What with papers on risks to customers from financial incentives (FG13/01) and now a guidance consultation on inducements and conflicts of interest, it seems that we need to have a grown-up conversation about what exactly the regulator is trying to achieve, and why it finds it so hard.
Faced with a new competition objective the FCA needs to work out what “promoting effective competition in the interests of consumers in the markets for regulated financial services” really means.
In a blinding flash of honesty, Christopher Woolard, the director of policy, risk and research for the FCA, in a speech earlier this month opined: “If we are being really honest with ourselves, when faced with a breakdown of either rationality or price efficiency when our models didn’t seem to work, the most frequent regulatory response was to provide yet more information.”
Now how can a regulator which has been in place in one form or another for a quarter of a century have failed to realise that providing more and more information to customers who know little of the intricate world of personal finance is going to be ultimately futile, if not entirely counterproductive?
So the FCA is, we learn, trawling through the old handbook to see where the rules may have led to unintended consequences and had an adverse effect on competition.
We also learn that the FCA is “rolling out competition training” and planning the “recruitment of more staff with competition expertise”.
My mind boggles at what ‘competition training’ looks like: vast cohorts of regulators sent to engage in muddy team building? And surely every human being over the age of around four has ‘competition expertise’ – it is called life.
But more productively, we would be well served by drawing the FCA’s attention to the most egregious examples of rules inhibiting competition.
Let us start with the new capital adequacy regime. The consequences of the rules made (and questioned) for years are only now being realised as firms crunch the numbers.
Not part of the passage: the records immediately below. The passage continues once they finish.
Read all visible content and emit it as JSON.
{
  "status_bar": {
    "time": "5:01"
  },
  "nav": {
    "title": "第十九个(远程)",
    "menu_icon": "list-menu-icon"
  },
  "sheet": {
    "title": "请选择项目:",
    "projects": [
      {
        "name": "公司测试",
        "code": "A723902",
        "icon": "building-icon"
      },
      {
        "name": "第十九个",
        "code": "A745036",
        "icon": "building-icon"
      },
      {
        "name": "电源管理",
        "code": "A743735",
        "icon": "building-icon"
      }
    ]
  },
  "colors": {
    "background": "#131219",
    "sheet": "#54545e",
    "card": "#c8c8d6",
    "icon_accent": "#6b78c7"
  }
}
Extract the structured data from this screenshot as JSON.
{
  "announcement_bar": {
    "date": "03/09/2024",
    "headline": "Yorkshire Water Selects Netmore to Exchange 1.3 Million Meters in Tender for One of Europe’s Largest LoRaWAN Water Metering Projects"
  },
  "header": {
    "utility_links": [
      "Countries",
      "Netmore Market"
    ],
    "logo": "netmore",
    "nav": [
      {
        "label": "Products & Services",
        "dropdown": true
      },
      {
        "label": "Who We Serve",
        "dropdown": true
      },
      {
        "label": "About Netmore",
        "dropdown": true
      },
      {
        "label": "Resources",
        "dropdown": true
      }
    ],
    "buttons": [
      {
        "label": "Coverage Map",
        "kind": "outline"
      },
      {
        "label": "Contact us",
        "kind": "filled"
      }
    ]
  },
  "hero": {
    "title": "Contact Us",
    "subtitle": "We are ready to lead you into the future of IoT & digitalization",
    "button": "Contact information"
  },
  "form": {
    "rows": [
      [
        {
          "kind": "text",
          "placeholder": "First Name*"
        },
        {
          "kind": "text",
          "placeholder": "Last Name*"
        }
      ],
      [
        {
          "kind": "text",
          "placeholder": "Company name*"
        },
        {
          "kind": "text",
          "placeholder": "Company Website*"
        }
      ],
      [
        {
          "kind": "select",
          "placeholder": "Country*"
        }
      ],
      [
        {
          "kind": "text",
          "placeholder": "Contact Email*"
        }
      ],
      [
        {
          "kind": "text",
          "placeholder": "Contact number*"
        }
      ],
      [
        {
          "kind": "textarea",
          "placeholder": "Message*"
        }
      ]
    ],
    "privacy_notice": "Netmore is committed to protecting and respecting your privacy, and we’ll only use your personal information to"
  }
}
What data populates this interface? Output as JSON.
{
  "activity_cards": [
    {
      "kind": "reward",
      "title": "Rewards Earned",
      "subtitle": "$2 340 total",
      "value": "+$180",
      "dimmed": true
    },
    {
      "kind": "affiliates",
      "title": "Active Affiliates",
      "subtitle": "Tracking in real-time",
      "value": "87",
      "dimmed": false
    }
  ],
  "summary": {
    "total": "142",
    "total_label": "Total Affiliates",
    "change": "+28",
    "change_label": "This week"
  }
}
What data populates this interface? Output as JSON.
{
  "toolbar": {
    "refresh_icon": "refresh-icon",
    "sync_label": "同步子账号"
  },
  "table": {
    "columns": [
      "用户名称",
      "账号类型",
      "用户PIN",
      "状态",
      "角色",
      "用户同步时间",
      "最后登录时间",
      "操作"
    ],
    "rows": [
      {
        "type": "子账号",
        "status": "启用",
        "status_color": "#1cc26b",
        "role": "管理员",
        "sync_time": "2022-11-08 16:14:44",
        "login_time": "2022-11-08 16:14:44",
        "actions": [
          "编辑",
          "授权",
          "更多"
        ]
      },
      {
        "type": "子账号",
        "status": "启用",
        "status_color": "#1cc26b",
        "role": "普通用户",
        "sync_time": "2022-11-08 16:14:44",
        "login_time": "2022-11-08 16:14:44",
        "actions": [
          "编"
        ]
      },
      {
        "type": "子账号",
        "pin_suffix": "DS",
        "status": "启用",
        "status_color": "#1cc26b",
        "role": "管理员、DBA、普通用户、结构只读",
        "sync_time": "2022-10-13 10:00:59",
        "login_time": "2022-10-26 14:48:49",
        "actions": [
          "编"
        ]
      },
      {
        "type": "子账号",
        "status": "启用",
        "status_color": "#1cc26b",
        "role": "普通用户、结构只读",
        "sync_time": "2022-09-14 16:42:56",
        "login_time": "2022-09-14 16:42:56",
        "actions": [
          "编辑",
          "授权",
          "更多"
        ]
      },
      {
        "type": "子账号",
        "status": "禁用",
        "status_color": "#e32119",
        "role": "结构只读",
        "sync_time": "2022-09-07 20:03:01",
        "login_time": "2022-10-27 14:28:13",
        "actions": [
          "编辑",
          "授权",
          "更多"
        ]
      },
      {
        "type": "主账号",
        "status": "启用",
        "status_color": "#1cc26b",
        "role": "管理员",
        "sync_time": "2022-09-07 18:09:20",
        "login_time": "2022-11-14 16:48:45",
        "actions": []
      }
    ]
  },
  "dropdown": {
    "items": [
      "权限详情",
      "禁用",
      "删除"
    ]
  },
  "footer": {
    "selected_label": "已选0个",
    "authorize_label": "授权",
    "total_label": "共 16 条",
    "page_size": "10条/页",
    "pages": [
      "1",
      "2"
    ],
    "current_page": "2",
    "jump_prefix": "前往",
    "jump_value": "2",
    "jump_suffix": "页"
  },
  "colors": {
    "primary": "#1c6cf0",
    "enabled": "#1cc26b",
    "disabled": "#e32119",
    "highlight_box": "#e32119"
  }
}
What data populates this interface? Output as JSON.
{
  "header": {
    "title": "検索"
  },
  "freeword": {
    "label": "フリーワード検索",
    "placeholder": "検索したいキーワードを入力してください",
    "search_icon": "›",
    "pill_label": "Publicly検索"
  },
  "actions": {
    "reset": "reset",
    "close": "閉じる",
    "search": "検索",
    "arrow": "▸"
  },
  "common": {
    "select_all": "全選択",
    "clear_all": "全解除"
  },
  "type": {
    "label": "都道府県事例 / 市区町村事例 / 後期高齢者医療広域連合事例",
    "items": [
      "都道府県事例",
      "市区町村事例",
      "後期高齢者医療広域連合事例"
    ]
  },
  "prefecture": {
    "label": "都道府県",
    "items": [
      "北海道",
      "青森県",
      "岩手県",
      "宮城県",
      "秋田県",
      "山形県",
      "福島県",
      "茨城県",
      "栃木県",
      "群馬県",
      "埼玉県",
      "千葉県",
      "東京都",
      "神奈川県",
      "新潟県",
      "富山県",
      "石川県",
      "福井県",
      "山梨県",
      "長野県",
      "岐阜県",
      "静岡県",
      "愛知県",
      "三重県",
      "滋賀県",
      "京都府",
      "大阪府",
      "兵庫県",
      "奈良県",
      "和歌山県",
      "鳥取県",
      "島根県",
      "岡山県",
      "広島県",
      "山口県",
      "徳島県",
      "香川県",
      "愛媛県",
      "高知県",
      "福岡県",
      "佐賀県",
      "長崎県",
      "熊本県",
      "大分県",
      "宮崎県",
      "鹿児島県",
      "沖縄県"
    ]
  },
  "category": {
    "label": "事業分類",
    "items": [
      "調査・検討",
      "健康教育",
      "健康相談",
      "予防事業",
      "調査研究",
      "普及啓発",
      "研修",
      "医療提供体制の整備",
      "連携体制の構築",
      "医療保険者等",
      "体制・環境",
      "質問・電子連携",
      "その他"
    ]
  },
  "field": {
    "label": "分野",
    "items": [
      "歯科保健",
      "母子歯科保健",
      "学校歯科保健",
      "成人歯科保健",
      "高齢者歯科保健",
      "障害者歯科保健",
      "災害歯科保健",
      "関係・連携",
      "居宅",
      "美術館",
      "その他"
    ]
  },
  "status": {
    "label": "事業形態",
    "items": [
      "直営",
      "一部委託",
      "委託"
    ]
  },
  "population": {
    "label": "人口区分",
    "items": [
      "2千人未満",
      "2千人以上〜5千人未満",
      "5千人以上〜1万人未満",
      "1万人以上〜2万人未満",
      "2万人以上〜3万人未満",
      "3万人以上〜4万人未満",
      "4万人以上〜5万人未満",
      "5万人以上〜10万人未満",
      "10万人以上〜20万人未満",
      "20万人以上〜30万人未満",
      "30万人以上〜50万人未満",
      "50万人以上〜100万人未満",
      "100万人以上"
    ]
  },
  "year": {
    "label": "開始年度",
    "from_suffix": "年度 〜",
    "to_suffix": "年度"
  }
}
Enforcing reserves of huge levels of capital in firms committed to reducing financial incentives by introducing salaries (a good thing in the regulator’s mind) is a barrier to entry for new firms, a barrier to competition for existing firms and a barrier to corporate investment, recruitment, staff development, and even staying in business at all.
If he wants to understand unintended consequences Mr Woolard would do worse than to start here, and change the rules before they do any more harm.